START The input
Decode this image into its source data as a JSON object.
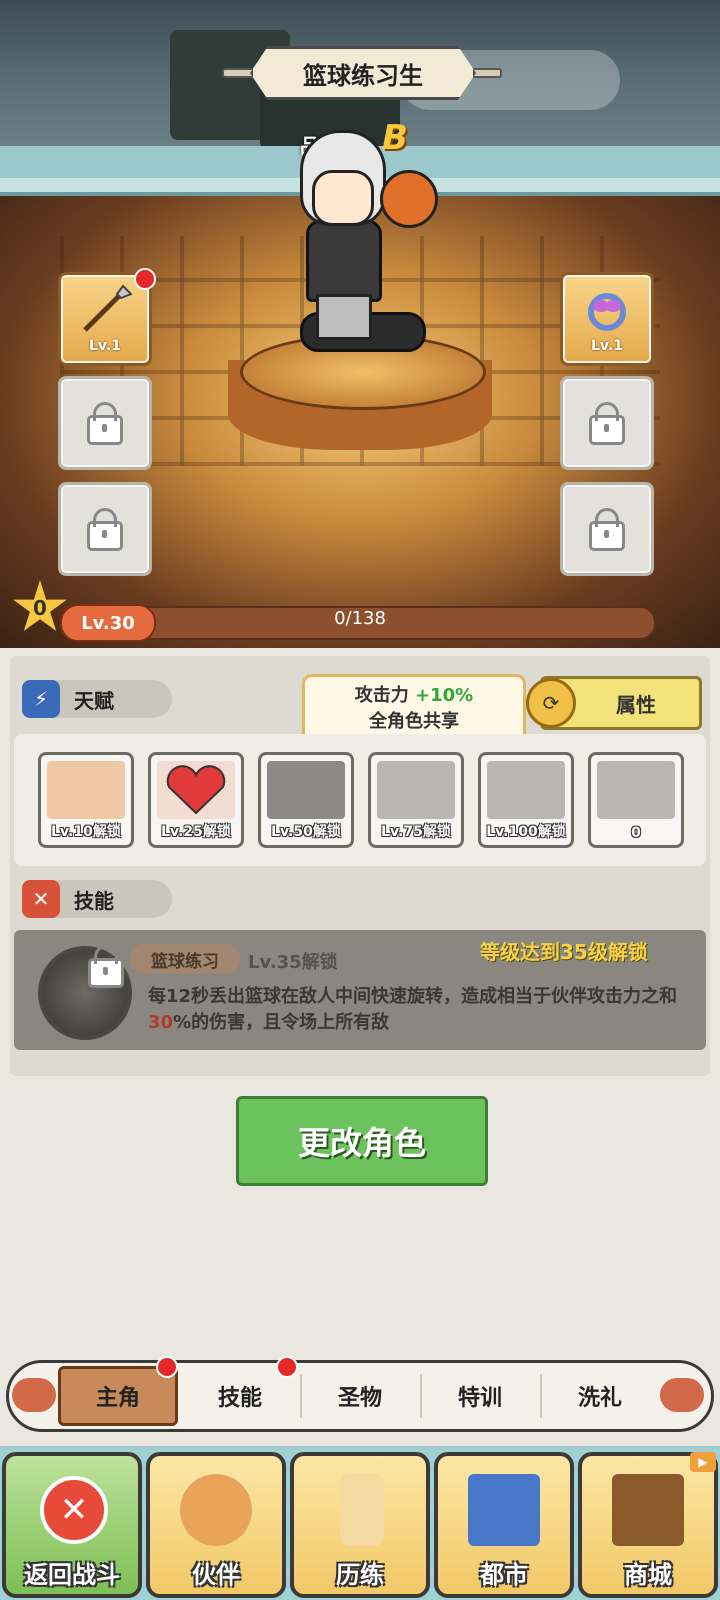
{
  "character": {
    "name": "篮球练习生",
    "quality_label": "品质:",
    "quality_grade": "B",
    "level": "Lv.30",
    "exp": "0/138",
    "stars": "0"
  },
  "equipment": {
    "left_slot_level": "Lv.1",
    "right_slot_level": "Lv.1"
  },
  "talent": {
    "section_title": "天赋",
    "attr_button": "属性",
    "tooltip_line1_prefix": "攻击力",
    "tooltip_line1_value": "+10%",
    "tooltip_line2": "全角色共享",
    "items": [
      {
        "label": "Lv.10解锁"
      },
      {
        "label": "Lv.25解锁"
      },
      {
        "label": "Lv.50解锁"
      },
      {
        "label": "Lv.75解锁"
      },
      {
        "label": "Lv.100解锁"
      },
      {
        "label": "0"
      }
    ]
  },
  "skill": {
    "section_title": "技能",
    "name": "篮球练习",
    "unlock_level": "Lv.35解锁",
    "requirement": "等级达到35级解锁",
    "desc_before": "每12秒丢出篮球在敌人中间快速旋转，造成相当于伙伴攻击力之和",
    "desc_highlight": "30",
    "desc_after": "%的伤害，且令场上所有敌"
  },
  "change_button": "更改角色",
  "sub_tabs": [
    "主角",
    "技能",
    "圣物",
    "特训",
    "洗礼"
  ],
  "bottom_nav": [
    "返回战斗",
    "伙伴",
    "历练",
    "都市",
    "商城"
  ],
  "colors": {
    "accent_green": "#6cc35e",
    "tab_active": "#c88a5a",
    "nav_bg": "#9ed0d4",
    "gold": "#f7c740"
  }
}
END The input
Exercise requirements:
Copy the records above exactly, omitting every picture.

Result for this task:
Decode this image into its source data as a JSON object.
{
  "character": {
    "name": "篮球练习生",
    "quality_label": "品质:",
    "quality_grade": "B",
    "level": "Lv.30",
    "exp": "0/138",
    "stars": "0"
  },
  "equipment": {
    "left_slot_level": "Lv.1",
    "right_slot_level": "Lv.1"
  },
  "talent": {
    "section_title": "天赋",
    "attr_button": "属性",
    "tooltip_line1_prefix": "攻击力",
    "tooltip_line1_value": "+10%",
    "tooltip_line2": "全角色共享",
    "items": [
      {
        "label": "Lv.10解锁"
      },
      {
        "label": "Lv.25解锁"
      },
      {
        "label": "Lv.50解锁"
      },
      {
        "label": "Lv.75解锁"
      },
      {
        "label": "Lv.100解锁"
      },
      {
        "label": "0"
      }
    ]
  },
  "skill": {
    "section_title": "技能",
    "name": "篮球练习",
    "unlock_level": "Lv.35解锁",
    "requirement": "等级达到35级解锁",
    "desc_before": "每12秒丢出篮球在敌人中间快速旋转，造成相当于伙伴攻击力之和",
    "desc_highlight": "30",
    "desc_after": "%的伤害，且令场上所有敌"
  },
  "change_button": "更改角色",
  "sub_tabs": [
    "主角",
    "技能",
    "圣物",
    "特训",
    "洗礼"
  ],
  "bottom_nav": [
    "返回战斗",
    "伙伴",
    "历练",
    "都市",
    "商城"
  ],
  "colors": {
    "accent_green": "#6cc35e",
    "tab_active": "#c88a5a",
    "nav_bg": "#9ed0d4",
    "gold": "#f7c740"
  }
}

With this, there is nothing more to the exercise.